(App and web page records)

● ● ●

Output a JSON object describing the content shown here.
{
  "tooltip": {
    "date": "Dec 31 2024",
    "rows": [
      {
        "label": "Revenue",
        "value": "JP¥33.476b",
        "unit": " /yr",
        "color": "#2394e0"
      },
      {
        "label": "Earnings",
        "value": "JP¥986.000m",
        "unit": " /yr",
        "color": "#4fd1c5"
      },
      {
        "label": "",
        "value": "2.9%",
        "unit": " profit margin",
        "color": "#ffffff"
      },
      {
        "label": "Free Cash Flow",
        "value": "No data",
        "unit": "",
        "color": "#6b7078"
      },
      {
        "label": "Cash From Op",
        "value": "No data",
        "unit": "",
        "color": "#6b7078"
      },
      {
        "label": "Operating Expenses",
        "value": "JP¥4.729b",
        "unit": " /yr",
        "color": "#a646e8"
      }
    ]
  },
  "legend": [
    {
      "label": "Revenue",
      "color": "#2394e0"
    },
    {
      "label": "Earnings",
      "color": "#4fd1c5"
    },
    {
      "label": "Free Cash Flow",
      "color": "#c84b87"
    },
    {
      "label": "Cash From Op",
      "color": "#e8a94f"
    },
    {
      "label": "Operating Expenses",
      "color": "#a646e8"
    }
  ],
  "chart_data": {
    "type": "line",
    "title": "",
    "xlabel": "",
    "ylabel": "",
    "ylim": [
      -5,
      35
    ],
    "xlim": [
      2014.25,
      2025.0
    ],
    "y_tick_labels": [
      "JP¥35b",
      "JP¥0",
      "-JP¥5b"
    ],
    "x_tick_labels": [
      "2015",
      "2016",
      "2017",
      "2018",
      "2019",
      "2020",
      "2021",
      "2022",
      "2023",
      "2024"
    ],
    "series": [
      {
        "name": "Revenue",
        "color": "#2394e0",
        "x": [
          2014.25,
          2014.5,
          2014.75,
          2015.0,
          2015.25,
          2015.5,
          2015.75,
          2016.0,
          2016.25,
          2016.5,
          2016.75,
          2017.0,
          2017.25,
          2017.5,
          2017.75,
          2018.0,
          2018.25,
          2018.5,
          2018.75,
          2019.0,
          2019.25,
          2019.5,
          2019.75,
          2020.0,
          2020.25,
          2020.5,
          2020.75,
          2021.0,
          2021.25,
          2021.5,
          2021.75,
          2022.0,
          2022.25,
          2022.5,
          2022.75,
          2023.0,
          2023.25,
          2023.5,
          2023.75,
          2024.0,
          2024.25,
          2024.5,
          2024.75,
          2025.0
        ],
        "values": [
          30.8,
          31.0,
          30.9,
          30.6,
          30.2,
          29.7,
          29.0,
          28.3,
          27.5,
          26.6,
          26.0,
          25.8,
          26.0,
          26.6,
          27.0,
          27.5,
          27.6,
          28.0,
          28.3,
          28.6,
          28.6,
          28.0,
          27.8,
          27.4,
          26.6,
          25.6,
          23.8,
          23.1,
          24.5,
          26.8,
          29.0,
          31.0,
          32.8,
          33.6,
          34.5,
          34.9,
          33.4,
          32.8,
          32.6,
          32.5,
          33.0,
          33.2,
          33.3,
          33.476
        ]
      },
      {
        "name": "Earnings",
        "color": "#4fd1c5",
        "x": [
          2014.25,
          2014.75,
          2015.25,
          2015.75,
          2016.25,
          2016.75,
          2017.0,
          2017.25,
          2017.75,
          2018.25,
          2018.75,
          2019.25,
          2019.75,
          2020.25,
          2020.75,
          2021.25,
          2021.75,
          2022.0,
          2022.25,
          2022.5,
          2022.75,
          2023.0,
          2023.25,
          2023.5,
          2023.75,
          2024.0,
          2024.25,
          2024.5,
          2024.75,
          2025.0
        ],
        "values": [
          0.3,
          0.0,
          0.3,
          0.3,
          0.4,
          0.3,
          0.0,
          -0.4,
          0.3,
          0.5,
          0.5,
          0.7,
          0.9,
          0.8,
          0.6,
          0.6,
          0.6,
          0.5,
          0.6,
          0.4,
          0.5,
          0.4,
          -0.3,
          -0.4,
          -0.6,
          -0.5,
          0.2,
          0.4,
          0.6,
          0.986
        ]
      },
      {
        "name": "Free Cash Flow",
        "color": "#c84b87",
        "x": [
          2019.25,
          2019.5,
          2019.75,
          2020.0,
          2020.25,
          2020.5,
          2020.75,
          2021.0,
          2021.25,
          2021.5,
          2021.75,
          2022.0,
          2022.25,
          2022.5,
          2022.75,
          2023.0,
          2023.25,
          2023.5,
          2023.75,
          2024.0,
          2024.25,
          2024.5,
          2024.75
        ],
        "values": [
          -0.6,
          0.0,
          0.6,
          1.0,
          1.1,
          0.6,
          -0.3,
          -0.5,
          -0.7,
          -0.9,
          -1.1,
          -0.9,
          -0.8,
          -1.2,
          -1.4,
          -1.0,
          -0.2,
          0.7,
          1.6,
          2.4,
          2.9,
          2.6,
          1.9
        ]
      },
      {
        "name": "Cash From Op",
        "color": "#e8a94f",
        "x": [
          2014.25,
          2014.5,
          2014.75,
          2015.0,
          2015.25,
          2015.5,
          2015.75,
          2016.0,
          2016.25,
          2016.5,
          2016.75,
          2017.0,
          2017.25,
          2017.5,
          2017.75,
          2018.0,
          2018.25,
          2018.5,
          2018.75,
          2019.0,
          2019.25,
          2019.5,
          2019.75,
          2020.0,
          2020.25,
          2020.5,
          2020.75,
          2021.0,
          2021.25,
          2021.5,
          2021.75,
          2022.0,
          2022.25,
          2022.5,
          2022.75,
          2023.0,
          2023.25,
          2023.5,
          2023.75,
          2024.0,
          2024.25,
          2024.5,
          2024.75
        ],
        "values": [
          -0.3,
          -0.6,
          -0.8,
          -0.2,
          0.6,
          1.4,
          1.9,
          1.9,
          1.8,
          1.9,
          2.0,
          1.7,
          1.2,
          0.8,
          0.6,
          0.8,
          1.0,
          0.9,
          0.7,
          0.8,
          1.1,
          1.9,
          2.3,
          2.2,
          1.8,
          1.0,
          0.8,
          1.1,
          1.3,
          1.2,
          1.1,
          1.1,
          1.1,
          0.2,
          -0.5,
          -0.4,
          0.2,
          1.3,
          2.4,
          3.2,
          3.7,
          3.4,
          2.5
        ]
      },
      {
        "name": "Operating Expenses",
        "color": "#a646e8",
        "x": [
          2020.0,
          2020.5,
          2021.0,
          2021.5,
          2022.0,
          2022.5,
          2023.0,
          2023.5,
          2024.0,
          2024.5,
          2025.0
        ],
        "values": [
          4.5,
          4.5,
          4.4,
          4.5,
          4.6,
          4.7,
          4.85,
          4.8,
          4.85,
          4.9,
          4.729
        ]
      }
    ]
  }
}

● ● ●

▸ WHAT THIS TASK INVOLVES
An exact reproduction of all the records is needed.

▸ THE COMPLETED TASK
Output a JSON object describing the content shown here.
{
  "tooltip": {
    "date": "Dec 31 2024",
    "rows": [
      {
        "label": "Revenue",
        "value": "JP¥33.476b",
        "unit": " /yr",
        "color": "#2394e0"
      },
      {
        "label": "Earnings",
        "value": "JP¥986.000m",
        "unit": " /yr",
        "color": "#4fd1c5"
      },
      {
        "label": "",
        "value": "2.9%",
        "unit": " profit margin",
        "color": "#ffffff"
      },
      {
        "label": "Free Cash Flow",
        "value": "No data",
        "unit": "",
        "color": "#6b7078"
      },
      {
        "label": "Cash From Op",
        "value": "No data",
        "unit": "",
        "color": "#6b7078"
      },
      {
        "label": "Operating Expenses",
        "value": "JP¥4.729b",
        "unit": " /yr",
        "color": "#a646e8"
      }
    ]
  },
  "legend": [
    {
      "label": "Revenue",
      "color": "#2394e0"
    },
    {
      "label": "Earnings",
      "color": "#4fd1c5"
    },
    {
      "label": "Free Cash Flow",
      "color": "#c84b87"
    },
    {
      "label": "Cash From Op",
      "color": "#e8a94f"
    },
    {
      "label": "Operating Expenses",
      "color": "#a646e8"
    }
  ],
  "chart_data": {
    "type": "line",
    "title": "",
    "xlabel": "",
    "ylabel": "",
    "ylim": [
      -5,
      35
    ],
    "xlim": [
      2014.25,
      2025.0
    ],
    "y_tick_labels": [
      "JP¥35b",
      "JP¥0",
      "-JP¥5b"
    ],
    "x_tick_labels": [
      "2015",
      "2016",
      "2017",
      "2018",
      "2019",
      "2020",
      "2021",
      "2022",
      "2023",
      "2024"
    ],
    "series": [
      {
        "name": "Revenue",
        "color": "#2394e0",
        "x": [
          2014.25,
          2014.5,
          2014.75,
          2015.0,
          2015.25,
          2015.5,
          2015.75,
          2016.0,
          2016.25,
          2016.5,
          2016.75,
          2017.0,
          2017.25,
          2017.5,
          2017.75,
          2018.0,
          2018.25,
          2018.5,
          2018.75,
          2019.0,
          2019.25,
          2019.5,
          2019.75,
          2020.0,
          2020.25,
          2020.5,
          2020.75,
          2021.0,
          2021.25,
          2021.5,
          2021.75,
          2022.0,
          2022.25,
          2022.5,
          2022.75,
          2023.0,
          2023.25,
          2023.5,
          2023.75,
          2024.0,
          2024.25,
          2024.5,
          2024.75,
          2025.0
        ],
        "values": [
          30.8,
          31.0,
          30.9,
          30.6,
          30.2,
          29.7,
          29.0,
          28.3,
          27.5,
          26.6,
          26.0,
          25.8,
          26.0,
          26.6,
          27.0,
          27.5,
          27.6,
          28.0,
          28.3,
          28.6,
          28.6,
          28.0,
          27.8,
          27.4,
          26.6,
          25.6,
          23.8,
          23.1,
          24.5,
          26.8,
          29.0,
          31.0,
          32.8,
          33.6,
          34.5,
          34.9,
          33.4,
          32.8,
          32.6,
          32.5,
          33.0,
          33.2,
          33.3,
          33.476
        ]
      },
      {
        "name": "Earnings",
        "color": "#4fd1c5",
        "x": [
          2014.25,
          2014.75,
          2015.25,
          2015.75,
          2016.25,
          2016.75,
          2017.0,
          2017.25,
          2017.75,
          2018.25,
          2018.75,
          2019.25,
          2019.75,
          2020.25,
          2020.75,
          2021.25,
          2021.75,
          2022.0,
          2022.25,
          2022.5,
          2022.75,
          2023.0,
          2023.25,
          2023.5,
          2023.75,
          2024.0,
          2024.25,
          2024.5,
          2024.75,
          2025.0
        ],
        "values": [
          0.3,
          0.0,
          0.3,
          0.3,
          0.4,
          0.3,
          0.0,
          -0.4,
          0.3,
          0.5,
          0.5,
          0.7,
          0.9,
          0.8,
          0.6,
          0.6,
          0.6,
          0.5,
          0.6,
          0.4,
          0.5,
          0.4,
          -0.3,
          -0.4,
          -0.6,
          -0.5,
          0.2,
          0.4,
          0.6,
          0.986
        ]
      },
      {
        "name": "Free Cash Flow",
        "color": "#c84b87",
        "x": [
          2019.25,
          2019.5,
          2019.75,
          2020.0,
          2020.25,
          2020.5,
          2020.75,
          2021.0,
          2021.25,
          2021.5,
          2021.75,
          2022.0,
          2022.25,
          2022.5,
          2022.75,
          2023.0,
          2023.25,
          2023.5,
          2023.75,
          2024.0,
          2024.25,
          2024.5,
          2024.75
        ],
        "values": [
          -0.6,
          0.0,
          0.6,
          1.0,
          1.1,
          0.6,
          -0.3,
          -0.5,
          -0.7,
          -0.9,
          -1.1,
          -0.9,
          -0.8,
          -1.2,
          -1.4,
          -1.0,
          -0.2,
          0.7,
          1.6,
          2.4,
          2.9,
          2.6,
          1.9
        ]
      },
      {
        "name": "Cash From Op",
        "color": "#e8a94f",
        "x": [
          2014.25,
          2014.5,
          2014.75,
          2015.0,
          2015.25,
          2015.5,
          2015.75,
          2016.0,
          2016.25,
          2016.5,
          2016.75,
          2017.0,
          2017.25,
          2017.5,
          2017.75,
          2018.0,
          2018.25,
          2018.5,
          2018.75,
          2019.0,
          2019.25,
          2019.5,
          2019.75,
          2020.0,
          2020.25,
          2020.5,
          2020.75,
          2021.0,
          2021.25,
          2021.5,
          2021.75,
          2022.0,
          2022.25,
          2022.5,
          2022.75,
          2023.0,
          2023.25,
          2023.5,
          2023.75,
          2024.0,
          2024.25,
          2024.5,
          2024.75
        ],
        "values": [
          -0.3,
          -0.6,
          -0.8,
          -0.2,
          0.6,
          1.4,
          1.9,
          1.9,
          1.8,
          1.9,
          2.0,
          1.7,
          1.2,
          0.8,
          0.6,
          0.8,
          1.0,
          0.9,
          0.7,
          0.8,
          1.1,
          1.9,
          2.3,
          2.2,
          1.8,
          1.0,
          0.8,
          1.1,
          1.3,
          1.2,
          1.1,
          1.1,
          1.1,
          0.2,
          -0.5,
          -0.4,
          0.2,
          1.3,
          2.4,
          3.2,
          3.7,
          3.4,
          2.5
        ]
      },
      {
        "name": "Operating Expenses",
        "color": "#a646e8",
        "x": [
          2020.0,
          2020.5,
          2021.0,
          2021.5,
          2022.0,
          2022.5,
          2023.0,
          2023.5,
          2024.0,
          2024.5,
          2025.0
        ],
        "values": [
          4.5,
          4.5,
          4.4,
          4.5,
          4.6,
          4.7,
          4.85,
          4.8,
          4.85,
          4.9,
          4.729
        ]
      }
    ]
  }
}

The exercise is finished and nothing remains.